June 1, 2012
The Honorable Hillary Clinton
Secretary of State
United States Department of State
Washington, D.C. 20521
Dear Madame Secretary,
As the Ranking Member of the Friends of Ireland Caucus in the U. S. House of Representatives, and someone who has worked for three decades to help bring peace and reconciliation to the island of Ireland, I am writing to express my concern over the British governments efforts to obtain confidential documents and recordings from Boston College’s Oral History Archive on the Troubles in Northern Ireland. It is my sincere belief that if this material is made public, particularly at this time, it has the potential of destabilizing the peace that both you and President Clinton worked so hard to achieve. It could also place the lives of many of the participants at risk.
The Good Friday Agreement, and the implementation of a devolved power sharing government, are some of the most significant American foreign policy accomplishments in recent memory. In fact, Northern Ireland is now viewed as a model for successful conflict resolution around the globe. From the Middle East to Sri Lanka, other societies in dispute now look to the political leaders on that island to learn the lessons of peace making and ending armed confrontation. Ancient adversaries now work side-by-side building a shared future. After a long and difficult peace process, in which the United States contribution was indispensible, Northern Ireland is truly a society in transformation.

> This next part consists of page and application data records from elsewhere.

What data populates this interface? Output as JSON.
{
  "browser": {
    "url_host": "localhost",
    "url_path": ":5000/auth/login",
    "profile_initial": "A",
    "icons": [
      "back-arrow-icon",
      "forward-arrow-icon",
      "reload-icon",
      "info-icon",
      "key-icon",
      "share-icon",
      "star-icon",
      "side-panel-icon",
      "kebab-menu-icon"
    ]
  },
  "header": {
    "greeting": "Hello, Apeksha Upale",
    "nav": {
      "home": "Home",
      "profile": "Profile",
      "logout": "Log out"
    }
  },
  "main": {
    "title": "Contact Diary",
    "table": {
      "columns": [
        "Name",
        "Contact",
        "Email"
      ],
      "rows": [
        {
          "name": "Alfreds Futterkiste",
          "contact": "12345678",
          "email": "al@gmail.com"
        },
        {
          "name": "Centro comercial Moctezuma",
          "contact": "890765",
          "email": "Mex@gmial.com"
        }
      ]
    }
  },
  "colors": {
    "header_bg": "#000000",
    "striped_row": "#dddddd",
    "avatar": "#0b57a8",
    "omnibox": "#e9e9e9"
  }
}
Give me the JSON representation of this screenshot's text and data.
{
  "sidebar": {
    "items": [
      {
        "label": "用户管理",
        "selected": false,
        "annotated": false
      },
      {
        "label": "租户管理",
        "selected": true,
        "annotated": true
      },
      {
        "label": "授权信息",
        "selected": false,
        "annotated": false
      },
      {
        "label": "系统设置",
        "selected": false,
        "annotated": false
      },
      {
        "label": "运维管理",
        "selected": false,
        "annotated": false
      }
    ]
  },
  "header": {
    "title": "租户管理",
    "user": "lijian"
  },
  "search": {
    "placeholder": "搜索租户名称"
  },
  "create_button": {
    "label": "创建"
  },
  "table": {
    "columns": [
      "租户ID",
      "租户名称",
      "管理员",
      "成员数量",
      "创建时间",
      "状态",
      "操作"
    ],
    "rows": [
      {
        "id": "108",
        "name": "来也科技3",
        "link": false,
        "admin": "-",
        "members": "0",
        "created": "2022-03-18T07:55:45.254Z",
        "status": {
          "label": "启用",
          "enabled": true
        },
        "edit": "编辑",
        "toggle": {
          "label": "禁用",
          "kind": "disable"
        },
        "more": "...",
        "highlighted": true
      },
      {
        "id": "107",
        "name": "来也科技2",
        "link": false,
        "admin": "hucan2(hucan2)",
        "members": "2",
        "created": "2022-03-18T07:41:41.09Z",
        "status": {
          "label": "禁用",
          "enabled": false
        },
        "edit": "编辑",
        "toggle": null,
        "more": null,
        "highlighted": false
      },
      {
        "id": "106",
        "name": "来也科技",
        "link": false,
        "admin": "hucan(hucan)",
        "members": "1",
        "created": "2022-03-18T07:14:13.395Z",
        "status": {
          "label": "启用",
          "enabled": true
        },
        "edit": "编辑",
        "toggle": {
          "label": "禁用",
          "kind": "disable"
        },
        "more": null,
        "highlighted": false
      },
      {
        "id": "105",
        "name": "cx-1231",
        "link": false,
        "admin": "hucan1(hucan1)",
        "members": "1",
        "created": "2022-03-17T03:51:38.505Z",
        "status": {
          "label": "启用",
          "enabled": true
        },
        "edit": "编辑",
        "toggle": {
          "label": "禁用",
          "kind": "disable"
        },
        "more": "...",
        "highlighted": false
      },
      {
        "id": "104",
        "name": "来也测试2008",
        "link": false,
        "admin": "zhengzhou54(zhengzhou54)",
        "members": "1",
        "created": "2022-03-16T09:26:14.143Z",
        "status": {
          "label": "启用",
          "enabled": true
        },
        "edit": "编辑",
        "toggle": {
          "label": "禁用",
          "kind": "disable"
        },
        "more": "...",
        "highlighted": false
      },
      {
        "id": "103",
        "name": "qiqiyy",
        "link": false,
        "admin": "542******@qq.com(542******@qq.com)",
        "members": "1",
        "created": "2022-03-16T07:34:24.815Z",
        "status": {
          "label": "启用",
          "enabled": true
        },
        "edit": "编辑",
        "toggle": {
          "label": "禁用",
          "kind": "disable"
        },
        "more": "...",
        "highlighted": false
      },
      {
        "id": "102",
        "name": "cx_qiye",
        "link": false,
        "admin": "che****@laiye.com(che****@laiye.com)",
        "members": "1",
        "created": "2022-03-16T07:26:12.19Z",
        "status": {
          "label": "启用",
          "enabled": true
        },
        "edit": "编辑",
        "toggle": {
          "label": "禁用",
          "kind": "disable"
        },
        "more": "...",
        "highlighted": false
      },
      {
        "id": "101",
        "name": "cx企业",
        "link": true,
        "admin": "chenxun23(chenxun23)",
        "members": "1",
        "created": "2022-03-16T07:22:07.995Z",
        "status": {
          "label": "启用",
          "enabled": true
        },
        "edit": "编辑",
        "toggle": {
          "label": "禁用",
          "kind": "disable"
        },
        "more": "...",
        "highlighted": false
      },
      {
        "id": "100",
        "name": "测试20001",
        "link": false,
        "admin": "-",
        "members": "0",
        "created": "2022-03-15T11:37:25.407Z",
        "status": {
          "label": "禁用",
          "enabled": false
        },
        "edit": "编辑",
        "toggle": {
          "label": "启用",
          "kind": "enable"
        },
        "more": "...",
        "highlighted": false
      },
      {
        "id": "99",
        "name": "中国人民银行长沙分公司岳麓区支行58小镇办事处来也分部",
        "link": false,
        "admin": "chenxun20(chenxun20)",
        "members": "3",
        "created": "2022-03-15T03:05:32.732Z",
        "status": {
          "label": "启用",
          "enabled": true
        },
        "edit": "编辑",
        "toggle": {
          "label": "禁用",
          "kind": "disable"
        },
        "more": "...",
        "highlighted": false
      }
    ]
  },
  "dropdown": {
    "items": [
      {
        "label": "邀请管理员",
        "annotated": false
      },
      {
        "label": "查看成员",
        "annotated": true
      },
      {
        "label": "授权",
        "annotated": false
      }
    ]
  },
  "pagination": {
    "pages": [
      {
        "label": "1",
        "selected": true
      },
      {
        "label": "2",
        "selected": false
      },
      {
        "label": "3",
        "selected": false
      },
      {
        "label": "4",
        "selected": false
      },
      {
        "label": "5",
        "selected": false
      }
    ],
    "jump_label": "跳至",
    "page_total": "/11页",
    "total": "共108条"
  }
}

While I fully understand the United States has an obligation to honor the terms of our Mutual Legal Assistance Treaty with the British government, it is the belief of many people on both sides of the Atlantic who took risks for peace that the requests for the documents is selective and politically motivated. More importantly, and as noted by the highly respected Brehon Law Society; “statements on tapes that were not sworn and were intended not to be disclosed until after the deaths of the people making the recordings have no legal value. It must be recognized that this is information and not evidence. It is not sworn testimony which could be used in a court of law.”
When President Obama made his historic visit to Ireland last year, he said “how inspired we have been by the progress that has been made in Northern Ireland.” I am certain that millions of Irish Americans would agree with that sentiment. But the release of the Boston College documents would help undermine that very progress and unfasten a fragile peace. As a result, I strongly urge you to encourage the British government to reassess their position and withdraw their request. I thank you for your leadership and all you have done to bring peace and stability to the island of Ireland.
Richard E. Neal
Member of Congress